From Jakarta battleaxe Mirta Kartohadiprodjo, Publisher of Femina and Dewi Magazines has today arranged a gathering of the Jakarta Fern Queens (Menteng matrons of a horticultural bent) who are so enthusiastic and well-coiffed that I forget, momentarily, that the garden design world has been taken over by aliens.

These women — all from famous families — are the last bastion of floral fashion against mindless minimalism, and are a force to be reckoned with.

Maybe hope dies last.

Vikram Reddy (left) General Manager of the fabulous Four Seasons Jakarta and the diarist at the book launch.

2nd February 2011: To Penebel north of Tabanan with a convoy from the Pemecutan palace

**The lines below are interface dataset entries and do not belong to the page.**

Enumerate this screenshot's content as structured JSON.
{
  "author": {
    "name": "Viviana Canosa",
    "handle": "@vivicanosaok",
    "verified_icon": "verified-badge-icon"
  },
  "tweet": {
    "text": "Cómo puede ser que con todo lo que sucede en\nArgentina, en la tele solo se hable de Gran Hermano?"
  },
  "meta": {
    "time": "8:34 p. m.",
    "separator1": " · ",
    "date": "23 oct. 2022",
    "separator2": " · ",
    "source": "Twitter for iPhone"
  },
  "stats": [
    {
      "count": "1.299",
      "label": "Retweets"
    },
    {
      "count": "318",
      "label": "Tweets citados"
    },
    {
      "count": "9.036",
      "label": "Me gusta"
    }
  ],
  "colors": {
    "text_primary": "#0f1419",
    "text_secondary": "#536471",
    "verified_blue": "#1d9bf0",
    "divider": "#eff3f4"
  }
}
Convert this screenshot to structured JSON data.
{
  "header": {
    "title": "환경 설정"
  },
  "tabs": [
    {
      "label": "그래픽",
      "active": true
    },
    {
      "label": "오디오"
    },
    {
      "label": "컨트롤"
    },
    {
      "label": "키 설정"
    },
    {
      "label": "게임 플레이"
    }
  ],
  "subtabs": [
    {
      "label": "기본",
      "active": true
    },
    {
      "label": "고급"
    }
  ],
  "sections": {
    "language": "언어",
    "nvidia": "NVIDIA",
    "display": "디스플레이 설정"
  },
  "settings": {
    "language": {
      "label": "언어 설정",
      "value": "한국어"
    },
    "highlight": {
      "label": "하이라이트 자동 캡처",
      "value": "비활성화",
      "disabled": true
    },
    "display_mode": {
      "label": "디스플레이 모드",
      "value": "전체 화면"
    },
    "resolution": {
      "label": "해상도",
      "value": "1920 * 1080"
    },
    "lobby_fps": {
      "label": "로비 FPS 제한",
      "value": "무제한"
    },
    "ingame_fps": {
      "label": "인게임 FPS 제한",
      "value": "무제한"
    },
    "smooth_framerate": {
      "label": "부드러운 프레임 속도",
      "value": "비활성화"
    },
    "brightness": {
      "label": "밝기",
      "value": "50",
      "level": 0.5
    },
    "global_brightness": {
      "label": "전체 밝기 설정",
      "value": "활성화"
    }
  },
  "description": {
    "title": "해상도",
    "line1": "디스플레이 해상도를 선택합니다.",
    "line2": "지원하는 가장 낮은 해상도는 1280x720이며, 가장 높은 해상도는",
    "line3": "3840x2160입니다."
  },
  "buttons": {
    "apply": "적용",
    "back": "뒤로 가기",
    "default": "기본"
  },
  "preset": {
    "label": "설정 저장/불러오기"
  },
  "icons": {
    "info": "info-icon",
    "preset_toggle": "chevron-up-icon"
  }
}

Every noble family in Bali has its kawitan or family house ‘shrine’ of origin: tonight I am going with my big love Ida Cokorde Pemecutan XI to the former farmer’s hut (kubu) of Arya Damar — the Javanese Majapahit era warrior-priest who founded the Pemecutan dynasty — which is now such a shrine.

The evening starts at the Pemecutan palace in Denpasar — sitting with a group of courtiers in a ghost-train like vestibule on soggy velvet sofas —with my host Anak Agung Mertajaya from Jero Abian Timbul, Sanur, a Pemecutan off-shoot.

The Cokorda is keeping us all waiting but nobody cares — we are all thrilled to be part of the re-enactment of this ancient ritual and we all love our liege lord who can do no wrong.

At six p.m. the heavens open on the pretty fern-draped garden; speckled roosters and giant cockatoos scream noisily from red and gold cages.

I sit with a Facebook pal, the Cokorda’s cousin Anak Agung Poetra Anoepan, former head of laundry at Putri Bali Hotel, Nusa Dua, who has a bachelor son who ‘runs’ a Cherokee casino in the U.S.

“Look at Tameng sitting there all crumpled up,” he enthuses, pointing to one of our group, “he used to be a contender — thick moustache, five wives fighting for his sperm; he used to lop off heads with one stroke and drink the blood — now he’s all spent. Ahahaha.”

“Here comes the empress,” he continues, gesturing to the Cokorda’s wife, as she sweeps in with a golden offering bowl, “her bottoms have sagged but she still rules the roost; did you know that the old Cokorda had eight wives — all hotties, wonderful women, make your teeth ache they were so beautiful.”

Finally the cokorda emerges and nods royally at the gathered cousins and gets on a big black bus belonging to the Gamudi Hotel — a Pemecutan-sponsored Karaoke centre — and speeds off.

Numerous black Land Cruisers speed off in pursuit — all have with low number plates and the family insignia (a golden whip) printed on the rear window.

Much of the next hour is spent lost in the hills way north of Tabanan until by miracle the Cokorda’s black bus speeds past again — he had detoured to do some shopping — and we all speed off.

We arrive at the Pura Kubon Pingguh Temple which is a small, magical three courtyard affair — somewhat in the Hindu Javanese Kramat temple style — and are ushered straight to the front of the prayer queue and set up in a pavilion, with a Barong, and his consorts a few Rangda masks).

The Cokorda and his immediate family — including two giant sons and two cute grand sons for good measure — lead us in prayers which are short but meaningful.

After prayers I excuse myself so I can case the courtyard for clues to the provenance of this extraordinary temple, tonight brimming with nobles from all over Bali.

The main two tiered shrine — called candi gunung, or mountain shrine — has a ficus tree growing through it; it is bedecked with weird and wonderful offerings and one souvenir quality garuda statue.

I take a family photo of the royal family in front of this ancestral shrine, in the outer court; all with the aforementioned Poetra texting on his Blackberry in every snap.

As we leave there is an honor guard of priests desperate to give the Cokorda the voodoo handshake and express their undying devotion. Cokorda Pemecutan is a prince devoted to his people: crowds part at the sight of him and knees tremble; but he is always affable and kind.

The Cokorda is however looking frail because he is troubled by all sorts of family infighting. On the drive home Poetra tells me that “the Cokorda’s father took eight bullets and survived the Puputan battle against the Dutch and it will take a lot more to bring him one down.”


Priests at Pura Luhur Uluwatu.